Dataset rows describing interfaces:
——————

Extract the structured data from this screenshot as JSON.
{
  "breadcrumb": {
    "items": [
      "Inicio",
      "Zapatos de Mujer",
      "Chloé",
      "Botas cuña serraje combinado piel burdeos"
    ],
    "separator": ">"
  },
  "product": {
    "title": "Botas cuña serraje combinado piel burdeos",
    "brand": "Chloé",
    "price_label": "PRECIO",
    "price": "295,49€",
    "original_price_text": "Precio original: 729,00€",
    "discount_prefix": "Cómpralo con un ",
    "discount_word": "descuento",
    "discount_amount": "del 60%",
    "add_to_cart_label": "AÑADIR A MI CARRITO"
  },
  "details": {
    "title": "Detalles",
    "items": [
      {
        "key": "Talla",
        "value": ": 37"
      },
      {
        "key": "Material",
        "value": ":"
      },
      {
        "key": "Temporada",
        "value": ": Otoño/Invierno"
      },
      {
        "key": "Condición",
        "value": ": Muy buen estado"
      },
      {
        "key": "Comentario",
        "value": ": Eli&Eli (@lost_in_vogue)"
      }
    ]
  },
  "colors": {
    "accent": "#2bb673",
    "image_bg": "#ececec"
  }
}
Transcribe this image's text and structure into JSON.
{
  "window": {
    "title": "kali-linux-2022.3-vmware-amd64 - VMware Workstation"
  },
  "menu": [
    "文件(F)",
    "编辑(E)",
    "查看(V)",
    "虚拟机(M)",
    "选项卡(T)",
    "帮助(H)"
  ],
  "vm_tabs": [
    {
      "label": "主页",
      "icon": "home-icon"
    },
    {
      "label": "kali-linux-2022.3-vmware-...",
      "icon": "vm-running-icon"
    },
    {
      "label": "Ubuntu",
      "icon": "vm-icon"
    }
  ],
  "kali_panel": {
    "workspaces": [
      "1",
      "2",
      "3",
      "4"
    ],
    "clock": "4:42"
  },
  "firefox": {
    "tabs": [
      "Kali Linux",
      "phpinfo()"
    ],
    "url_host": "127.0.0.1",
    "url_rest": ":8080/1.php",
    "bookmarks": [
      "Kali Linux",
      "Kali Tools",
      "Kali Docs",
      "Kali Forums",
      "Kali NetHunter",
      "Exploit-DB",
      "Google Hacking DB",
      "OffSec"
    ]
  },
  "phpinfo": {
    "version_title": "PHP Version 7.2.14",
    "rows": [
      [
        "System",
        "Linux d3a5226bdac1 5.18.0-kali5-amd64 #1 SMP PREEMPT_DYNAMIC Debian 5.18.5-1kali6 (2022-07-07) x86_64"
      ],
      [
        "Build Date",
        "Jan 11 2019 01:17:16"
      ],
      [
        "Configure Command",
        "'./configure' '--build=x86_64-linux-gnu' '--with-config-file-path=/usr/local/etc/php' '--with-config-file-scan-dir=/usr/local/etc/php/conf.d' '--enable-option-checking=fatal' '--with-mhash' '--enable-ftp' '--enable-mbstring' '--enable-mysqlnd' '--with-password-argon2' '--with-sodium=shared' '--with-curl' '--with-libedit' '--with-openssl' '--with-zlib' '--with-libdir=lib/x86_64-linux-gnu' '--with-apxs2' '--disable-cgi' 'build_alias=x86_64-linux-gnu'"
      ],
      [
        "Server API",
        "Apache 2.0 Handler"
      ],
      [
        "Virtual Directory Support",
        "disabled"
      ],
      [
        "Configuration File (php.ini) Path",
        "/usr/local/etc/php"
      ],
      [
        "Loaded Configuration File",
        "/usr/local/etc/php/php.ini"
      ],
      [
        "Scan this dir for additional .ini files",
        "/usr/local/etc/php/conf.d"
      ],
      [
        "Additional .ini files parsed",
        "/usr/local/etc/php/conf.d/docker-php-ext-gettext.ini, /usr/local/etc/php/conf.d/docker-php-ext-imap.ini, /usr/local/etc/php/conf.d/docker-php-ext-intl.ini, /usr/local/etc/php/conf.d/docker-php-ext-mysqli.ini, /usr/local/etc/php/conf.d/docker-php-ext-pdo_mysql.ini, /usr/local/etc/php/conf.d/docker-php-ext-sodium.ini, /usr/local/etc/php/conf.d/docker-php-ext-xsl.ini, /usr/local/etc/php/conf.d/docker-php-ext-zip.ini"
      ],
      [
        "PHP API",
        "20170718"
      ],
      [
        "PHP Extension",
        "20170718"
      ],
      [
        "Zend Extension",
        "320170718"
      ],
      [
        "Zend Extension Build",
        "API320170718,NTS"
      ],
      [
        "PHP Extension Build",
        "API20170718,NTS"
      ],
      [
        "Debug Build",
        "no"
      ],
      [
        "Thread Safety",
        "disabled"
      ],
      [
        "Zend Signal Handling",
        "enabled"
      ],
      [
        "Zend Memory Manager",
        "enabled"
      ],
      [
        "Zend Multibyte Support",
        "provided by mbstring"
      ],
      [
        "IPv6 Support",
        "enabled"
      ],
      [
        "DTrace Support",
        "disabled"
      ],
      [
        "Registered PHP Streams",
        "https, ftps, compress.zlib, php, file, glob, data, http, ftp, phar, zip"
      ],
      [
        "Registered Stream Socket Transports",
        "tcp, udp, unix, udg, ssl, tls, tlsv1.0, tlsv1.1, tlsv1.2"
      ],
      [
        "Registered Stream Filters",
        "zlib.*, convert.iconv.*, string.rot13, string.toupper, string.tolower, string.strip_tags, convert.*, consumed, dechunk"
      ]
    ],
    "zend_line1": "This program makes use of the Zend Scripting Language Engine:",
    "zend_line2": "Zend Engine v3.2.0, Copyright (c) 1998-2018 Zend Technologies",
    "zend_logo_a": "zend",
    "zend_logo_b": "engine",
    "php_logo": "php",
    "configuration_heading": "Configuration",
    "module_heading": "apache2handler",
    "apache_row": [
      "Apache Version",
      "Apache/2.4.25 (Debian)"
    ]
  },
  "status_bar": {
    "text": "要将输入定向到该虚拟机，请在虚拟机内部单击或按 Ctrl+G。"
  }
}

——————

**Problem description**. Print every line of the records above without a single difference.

**Expected answer**.
Extract the structured data from this screenshot as JSON.
{
  "breadcrumb": {
    "items": [
      "Inicio",
      "Zapatos de Mujer",
      "Chloé",
      "Botas cuña serraje combinado piel burdeos"
    ],
    "separator": ">"
  },
  "product": {
    "title": "Botas cuña serraje combinado piel burdeos",
    "brand": "Chloé",
    "price_label": "PRECIO",
    "price": "295,49€",
    "original_price_text": "Precio original: 729,00€",
    "discount_prefix": "Cómpralo con un ",
    "discount_word": "descuento",
    "discount_amount": "del 60%",
    "add_to_cart_label": "AÑADIR A MI CARRITO"
  },
  "details": {
    "title": "Detalles",
    "items": [
      {
        "key": "Talla",
        "value": ": 37"
      },
      {
        "key": "Material",
        "value": ":"
      },
      {
        "key": "Temporada",
        "value": ": Otoño/Invierno"
      },
      {
        "key": "Condición",
        "value": ": Muy buen estado"
      },
      {
        "key": "Comentario",
        "value": ": Eli&Eli (@lost_in_vogue)"
      }
    ]
  },
  "colors": {
    "accent": "#2bb673",
    "image_bg": "#ececec"
  }
}
Transcribe this image's text and structure into JSON.
{
  "window": {
    "title": "kali-linux-2022.3-vmware-amd64 - VMware Workstation"
  },
  "menu": [
    "文件(F)",
    "编辑(E)",
    "查看(V)",
    "虚拟机(M)",
    "选项卡(T)",
    "帮助(H)"
  ],
  "vm_tabs": [
    {
      "label": "主页",
      "icon": "home-icon"
    },
    {
      "label": "kali-linux-2022.3-vmware-...",
      "icon": "vm-running-icon"
    },
    {
      "label": "Ubuntu",
      "icon": "vm-icon"
    }
  ],
  "kali_panel": {
    "workspaces": [
      "1",
      "2",
      "3",
      "4"
    ],
    "clock": "4:42"
  },
  "firefox": {
    "tabs": [
      "Kali Linux",
      "phpinfo()"
    ],
    "url_host": "127.0.0.1",
    "url_rest": ":8080/1.php",
    "bookmarks": [
      "Kali Linux",
      "Kali Tools",
      "Kali Docs",
      "Kali Forums",
      "Kali NetHunter",
      "Exploit-DB",
      "Google Hacking DB",
      "OffSec"
    ]
  },
  "phpinfo": {
    "version_title": "PHP Version 7.2.14",
    "rows": [
      [
        "System",
        "Linux d3a5226bdac1 5.18.0-kali5-amd64 #1 SMP PREEMPT_DYNAMIC Debian 5.18.5-1kali6 (2022-07-07) x86_64"
      ],
      [
        "Build Date",
        "Jan 11 2019 01:17:16"
      ],
      [
        "Configure Command",
        "'./configure' '--build=x86_64-linux-gnu' '--with-config-file-path=/usr/local/etc/php' '--with-config-file-scan-dir=/usr/local/etc/php/conf.d' '--enable-option-checking=fatal' '--with-mhash' '--enable-ftp' '--enable-mbstring' '--enable-mysqlnd' '--with-password-argon2' '--with-sodium=shared' '--with-curl' '--with-libedit' '--with-openssl' '--with-zlib' '--with-libdir=lib/x86_64-linux-gnu' '--with-apxs2' '--disable-cgi' 'build_alias=x86_64-linux-gnu'"
      ],
      [
        "Server API",
        "Apache 2.0 Handler"
      ],
      [
        "Virtual Directory Support",
        "disabled"
      ],
      [
        "Configuration File (php.ini) Path",
        "/usr/local/etc/php"
      ],
      [
        "Loaded Configuration File",
        "/usr/local/etc/php/php.ini"
      ],
      [
        "Scan this dir for additional .ini files",
        "/usr/local/etc/php/conf.d"
      ],
      [
        "Additional .ini files parsed",
        "/usr/local/etc/php/conf.d/docker-php-ext-gettext.ini, /usr/local/etc/php/conf.d/docker-php-ext-imap.ini, /usr/local/etc/php/conf.d/docker-php-ext-intl.ini, /usr/local/etc/php/conf.d/docker-php-ext-mysqli.ini, /usr/local/etc/php/conf.d/docker-php-ext-pdo_mysql.ini, /usr/local/etc/php/conf.d/docker-php-ext-sodium.ini, /usr/local/etc/php/conf.d/docker-php-ext-xsl.ini, /usr/local/etc/php/conf.d/docker-php-ext-zip.ini"
      ],
      [
        "PHP API",
        "20170718"
      ],
      [
        "PHP Extension",
        "20170718"
      ],
      [
        "Zend Extension",
        "320170718"
      ],
      [
        "Zend Extension Build",
        "API320170718,NTS"
      ],
      [
        "PHP Extension Build",
        "API20170718,NTS"
      ],
      [
        "Debug Build",
        "no"
      ],
      [
        "Thread Safety",
        "disabled"
      ],
      [
        "Zend Signal Handling",
        "enabled"
      ],
      [
        "Zend Memory Manager",
        "enabled"
      ],
      [
        "Zend Multibyte Support",
        "provided by mbstring"
      ],
      [
        "IPv6 Support",
        "enabled"
      ],
      [
        "DTrace Support",
        "disabled"
      ],
      [
        "Registered PHP Streams",
        "https, ftps, compress.zlib, php, file, glob, data, http, ftp, phar, zip"
      ],
      [
        "Registered Stream Socket Transports",
        "tcp, udp, unix, udg, ssl, tls, tlsv1.0, tlsv1.1, tlsv1.2"
      ],
      [
        "Registered Stream Filters",
        "zlib.*, convert.iconv.*, string.rot13, string.toupper, string.tolower, string.strip_tags, convert.*, consumed, dechunk"
      ]
    ],
    "zend_line1": "This program makes use of the Zend Scripting Language Engine:",
    "zend_line2": "Zend Engine v3.2.0, Copyright (c) 1998-2018 Zend Technologies",
    "zend_logo_a": "zend",
    "zend_logo_b": "engine",
    "php_logo": "php",
    "configuration_heading": "Configuration",
    "module_heading": "apache2handler",
    "apache_row": [
      "Apache Version",
      "Apache/2.4.25 (Debian)"
    ]
  },
  "status_bar": {
    "text": "要将输入定向到该虚拟机，请在虚拟机内部单击或按 Ctrl+G。"
  }
}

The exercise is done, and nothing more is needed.